* **WORK REQUIRED**:
Each line of the listing that contains the word "rest" is to be copied.

* **DATA SUPPLIED**:
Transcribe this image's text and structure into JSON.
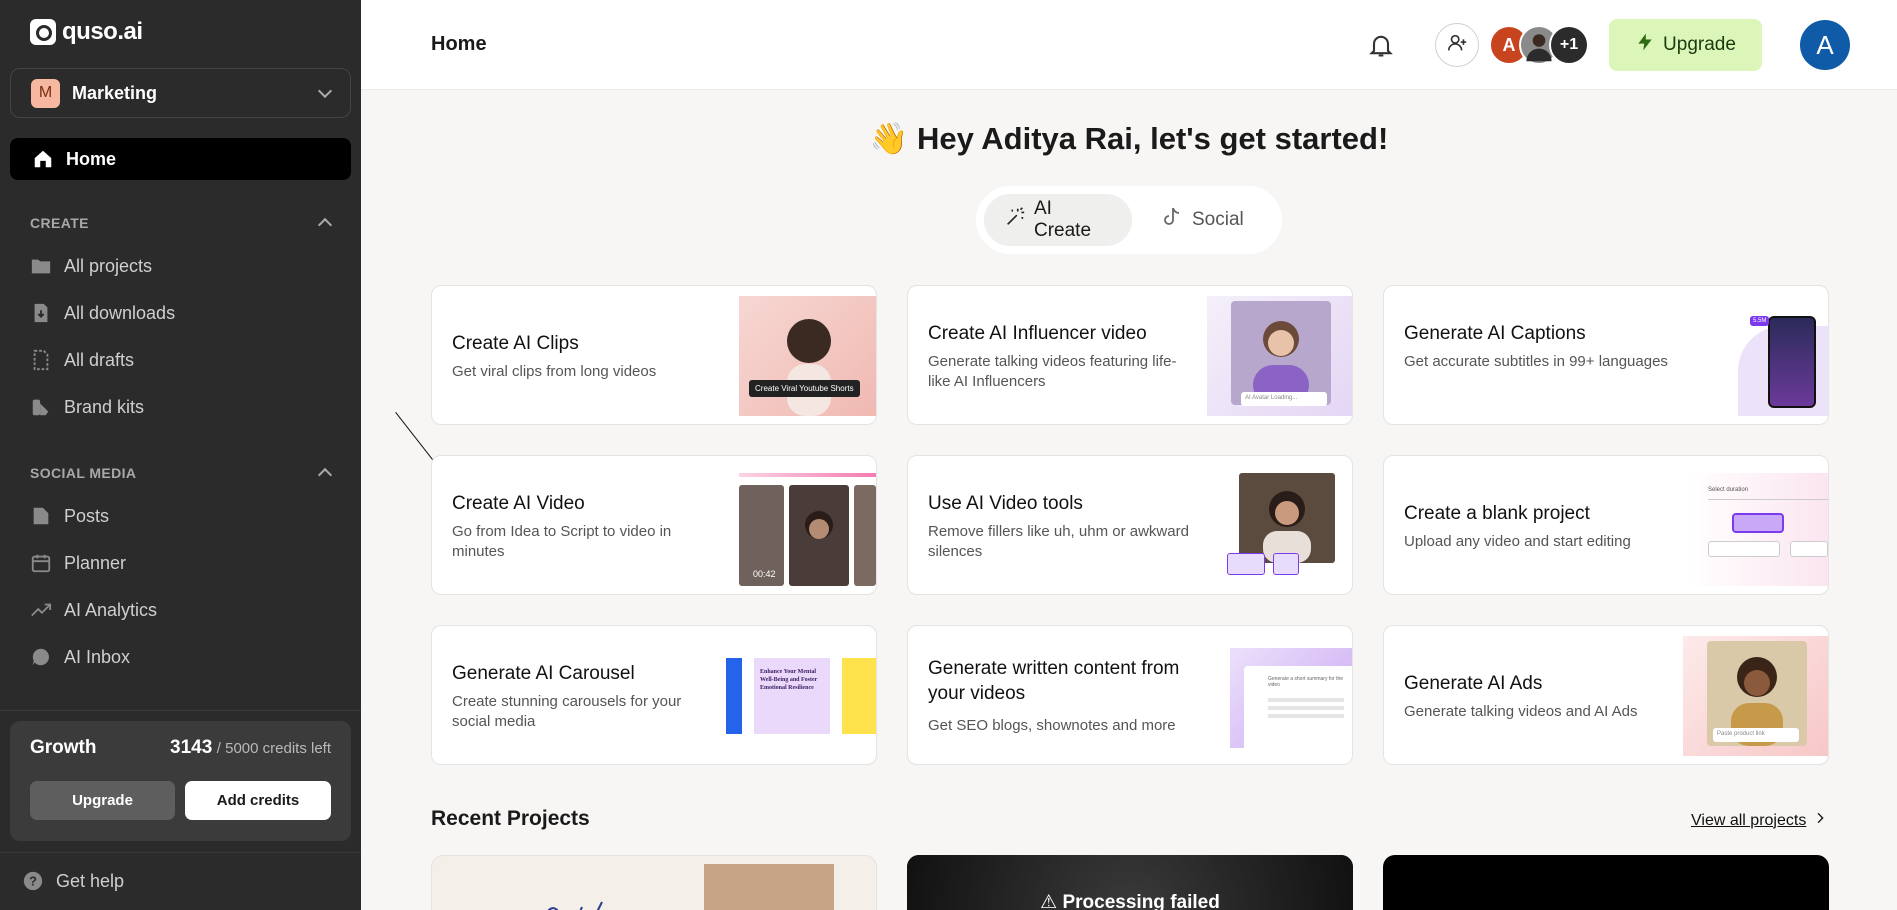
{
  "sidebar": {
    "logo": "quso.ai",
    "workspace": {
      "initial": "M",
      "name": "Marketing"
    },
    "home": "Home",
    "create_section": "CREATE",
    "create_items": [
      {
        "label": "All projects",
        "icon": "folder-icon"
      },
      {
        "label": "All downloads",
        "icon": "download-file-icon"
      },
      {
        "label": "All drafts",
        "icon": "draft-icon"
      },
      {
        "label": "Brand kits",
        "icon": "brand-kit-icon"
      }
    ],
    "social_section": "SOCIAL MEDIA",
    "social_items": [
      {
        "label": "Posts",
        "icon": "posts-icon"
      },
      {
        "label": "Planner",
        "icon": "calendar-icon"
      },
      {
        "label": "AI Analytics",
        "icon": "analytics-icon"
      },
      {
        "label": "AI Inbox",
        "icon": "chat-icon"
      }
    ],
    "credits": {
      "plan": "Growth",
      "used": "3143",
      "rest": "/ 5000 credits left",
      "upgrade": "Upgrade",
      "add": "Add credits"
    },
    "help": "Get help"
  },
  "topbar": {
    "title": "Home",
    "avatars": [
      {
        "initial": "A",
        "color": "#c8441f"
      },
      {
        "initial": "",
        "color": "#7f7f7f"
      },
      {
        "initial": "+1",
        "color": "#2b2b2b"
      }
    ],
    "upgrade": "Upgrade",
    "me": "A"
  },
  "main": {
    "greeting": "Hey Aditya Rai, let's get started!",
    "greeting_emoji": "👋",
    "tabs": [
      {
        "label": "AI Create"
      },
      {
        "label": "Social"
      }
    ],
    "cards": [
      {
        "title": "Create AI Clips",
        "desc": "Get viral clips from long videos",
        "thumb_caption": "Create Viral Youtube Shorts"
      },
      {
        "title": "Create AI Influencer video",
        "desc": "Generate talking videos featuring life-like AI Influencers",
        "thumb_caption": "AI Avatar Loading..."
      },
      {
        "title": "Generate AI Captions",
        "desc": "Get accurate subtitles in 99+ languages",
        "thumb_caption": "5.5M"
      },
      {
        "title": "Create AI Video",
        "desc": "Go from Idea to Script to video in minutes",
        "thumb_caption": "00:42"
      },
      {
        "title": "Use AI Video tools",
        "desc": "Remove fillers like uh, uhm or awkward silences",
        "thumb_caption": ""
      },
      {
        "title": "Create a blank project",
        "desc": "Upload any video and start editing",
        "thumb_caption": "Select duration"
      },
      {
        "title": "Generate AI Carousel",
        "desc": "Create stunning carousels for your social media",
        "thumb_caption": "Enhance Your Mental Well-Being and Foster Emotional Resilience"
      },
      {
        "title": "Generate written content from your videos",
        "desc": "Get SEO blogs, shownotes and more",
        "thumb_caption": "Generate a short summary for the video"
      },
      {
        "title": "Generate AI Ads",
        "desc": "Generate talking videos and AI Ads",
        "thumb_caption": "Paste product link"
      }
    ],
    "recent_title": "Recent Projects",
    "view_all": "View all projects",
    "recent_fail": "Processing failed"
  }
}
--
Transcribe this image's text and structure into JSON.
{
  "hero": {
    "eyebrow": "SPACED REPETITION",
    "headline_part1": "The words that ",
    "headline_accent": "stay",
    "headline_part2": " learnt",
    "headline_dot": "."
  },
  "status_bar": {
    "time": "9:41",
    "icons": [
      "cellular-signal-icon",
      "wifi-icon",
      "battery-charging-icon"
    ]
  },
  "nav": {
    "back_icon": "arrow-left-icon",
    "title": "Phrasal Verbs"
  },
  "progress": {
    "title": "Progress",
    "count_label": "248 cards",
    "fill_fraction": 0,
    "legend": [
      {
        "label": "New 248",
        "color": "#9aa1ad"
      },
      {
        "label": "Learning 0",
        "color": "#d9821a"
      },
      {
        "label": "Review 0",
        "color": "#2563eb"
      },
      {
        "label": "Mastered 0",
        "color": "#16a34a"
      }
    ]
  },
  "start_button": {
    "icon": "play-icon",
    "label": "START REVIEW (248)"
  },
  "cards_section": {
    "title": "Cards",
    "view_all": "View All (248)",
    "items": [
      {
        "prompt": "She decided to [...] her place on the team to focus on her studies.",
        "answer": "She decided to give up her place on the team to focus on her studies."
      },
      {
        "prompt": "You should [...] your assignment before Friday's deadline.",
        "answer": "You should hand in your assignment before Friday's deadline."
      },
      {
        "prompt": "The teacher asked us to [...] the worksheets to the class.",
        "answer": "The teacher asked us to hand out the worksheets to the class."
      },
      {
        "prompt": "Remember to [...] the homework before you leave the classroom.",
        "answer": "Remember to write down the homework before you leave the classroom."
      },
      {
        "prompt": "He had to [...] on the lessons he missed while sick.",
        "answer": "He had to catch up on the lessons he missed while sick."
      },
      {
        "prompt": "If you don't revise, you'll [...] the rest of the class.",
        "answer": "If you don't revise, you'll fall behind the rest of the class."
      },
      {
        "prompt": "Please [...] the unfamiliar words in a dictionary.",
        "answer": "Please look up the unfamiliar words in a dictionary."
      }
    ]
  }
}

* **RESULT OF THE EXERCISE**:
      "rest": "/ 5000 credits left",
        "prompt": "If you don't revise, you'll [...] the rest of the class.",
        "answer": "If you don't revise, you'll fall behind the rest of the class."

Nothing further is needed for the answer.